I admit to some hesitation in posting this fledgling site for all to see: so much more could be done to bring it into the twenty-first century. But I keep coming back to Bethany’s encouragement last week to fail in public, advice with which I am in love. My graduate training thus far has emphasized polish and perfection, for clear and obvious reasons. But even at this early stage, my work with Praxis feels more electric knowing that mistakes are welcome and that failure is viewed as a space of experimentation and elaboration rather than embarrassment.
I cannot imagine any sort of collaborative activity (teaching included) that would not benefit from a healthy injection of interpersonal risk. We can’t really work together until we know each other, and that depth of knowledge only comes from admitting that we don’t have all the answers and that we don’t always succeed. Opening yourself up to such failures and recognizing their importance as part of any process is a necessary step towards collaboration that is more honest and certainly more human.

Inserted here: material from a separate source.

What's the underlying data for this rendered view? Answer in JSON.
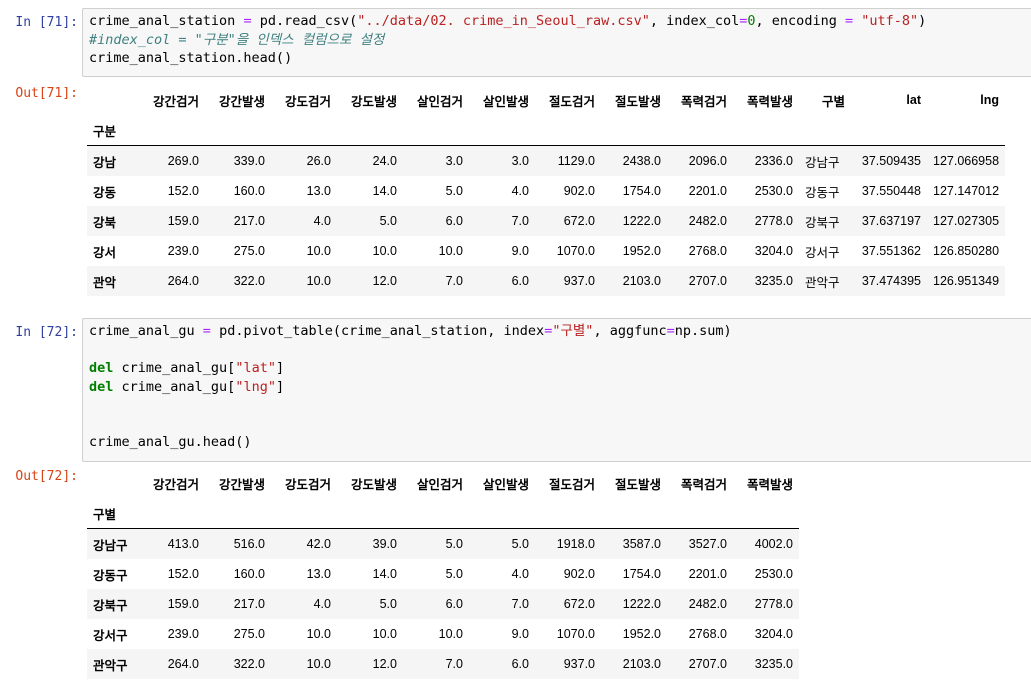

A promise for you out there in the ether: by the end of the year I will have turned failing into an art form. I’m sure in May I will look back on this early site with disdain and an eye to incorporating all sorts of tech wizardry. Maybe I’ll add a GIF. For now, I’m off to break the Internet.